Peter Ewart - An Introduction | Early Childhood | Montreal | Discovering the West | Manhood and New Horizons - NYC | 1940 - 1944
Spider Island Experience (1945 & 1946) | Montreal 1946 - 1948 - Making a Name in Art | Vancouver | 1951-1952 - Notes from a Friend
1951 continued... | The Langley Years | Daughter's closing notes | My Father's Studio | Family History
Springtime on the Prairies | A Most Unusual Honeymoon

1940 - 1944

"There was a feeling of snow in the air on that December evening in 1940. John Cook, my singing teacher, had prepared a Christmas Carol service at Kensington Church, and had suggested that I attend. To be honest, I wasn't too keen to go, but to please him I decided to do so. The memory of their gift has remained with me each Christmas through all the years between. As I took my seat my eyes soaked in the warm, dark wood of the interior. The choir took their places, John took his seat at the organ ... The choir was by no means "world class", but they gave their all, and that made all the difference. As I walked home through the softly falling snow my mind was filled with the remembered sound of those carols which had spanned the years so perfectly and come to rest in my heart. They symbolized for me the true meaning of Christmas.

  • Making the rounds Making the rounds
  • View from Mt. Royal View from Mt. Royal



Smoke Gets in Your Eyes a recording by Peter Ewart. Press play () to start listening.

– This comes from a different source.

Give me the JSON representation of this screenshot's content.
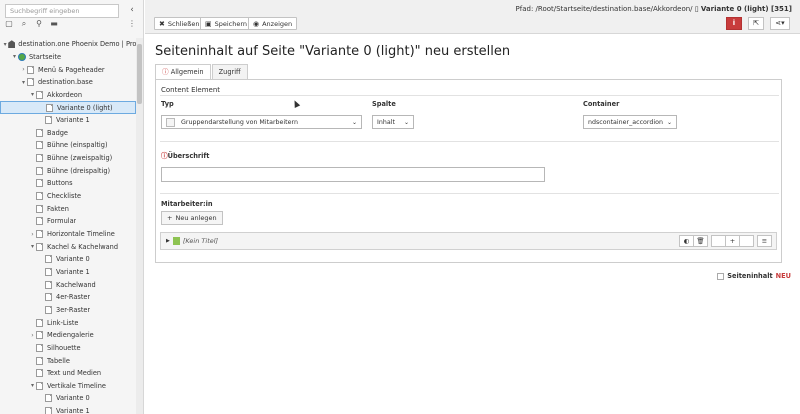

In the early 1940's there was the Art 'scene' in Montreal, a brief romantic attachment with an aspiring ballerina of Russian descent, Mount Royal, daytrips for skiing in the Laurentians and views of the north river from the train, Sunday walks to Victoria Square to see paintings by Eric Riordon, Frederick Waugh and others, and Peter's first live concert at Plateau Hall. He enjoyed exhibition ballroom dancing with Arthur Murray, and even worked for a short time as a teaching partner at the school. At the CPR, Roger Couillard welcomed his willingness and his expertise and he began his career there, working as well at Taylor Advertising, A.E.S and with Speirs-Miller. He was really in the flow of things.

In February of 1941 Peter's father, while running for a streetcar, suffered a significant heart attack. After this event - most likely the consequence of rheumatic fever in his youth - the doctors recommended bed rest and a reduction in physical activity. Clarence reluctantly obliged, and the pace of his outdoor activities slowed. With failing health, the canoe he loved was no longer an option, so it was sold to a local person for $40.00. (After almost thirty years, that canoe was still as good as the day Clarence had bought it. Even the expertly fashioned patch that he had made for it on his wedding day in 1917 had stayed effectively on for the life of the canoe.) See A Most Unusual Honeymoon More time was spent with Edith, and they became very good companions over the course of the next two years. Clarence still enjoyed reading and music Robins

Robins

and gardening, and he took an interest in Peter's career as it began to unfold. Never much of a one for effusive remarks or compliments, however, he remained an analytical and exacting figure in Peter's life. In the spring of 1944, confined mostly to home, he constructed a small wooden platform and mounted it just outside the bedroom window in order to coax two robins into building a nest there. He succeeded. Enthralled with their activity, he exerted what energy he had trying to capture the development of the babies from hatchlings to the day when they finally found their wings - one of the last projects he undertook before his death in July of that year. He was 55 years of age. Peter was 26.

Wartime had brought a desire to enlist and serve in the war effort. In 1943 Peter had joined the RCAF and worked in the manning depot at Lachine, P.Q. (Province of Quebec). That year he also attended wireless school in St. John, New Brunswick. His basic training completed, he waited for a posting to #1 Wireless School in Montreal.
  • St. John, 1943 St. John, 1943
  • Calgary, 1944 Calgary, 1944

In 1944, with the milestone of his father's death behind him, and with World War 2 intensifying, Peter tried repeatedly to qualify for overseas service. However, his art training was a factor in keeping him in Canada where recruiting authorities felt he could assist in other ways. In 1945 Peter was sent to the RCAF base in Calgary and trained as a wireless operator. Then he was stationed at the Airforce base at Pat Bay on Vancouver Island, and finally at Spider Island, up the coast just northwest of Ocean Falls (southwest of Bella Bella).


Peter Ewart - An Introduction | Early Childhood | Montreal | Discovering the West | Manhood and New Horizons - NYC | 1940 - 1944
Spider Island Experience (1945 & 1946) | Montreal 1946 - 1948 - Making a Name in Art | Vancouver | 1951-1952 - Notes from a Friend
1951 continued... | The Langley Years | Daughter's closing notes | My Father's Studio | Family History
Springtime on the Prairies | A Most Unusual Honeymoon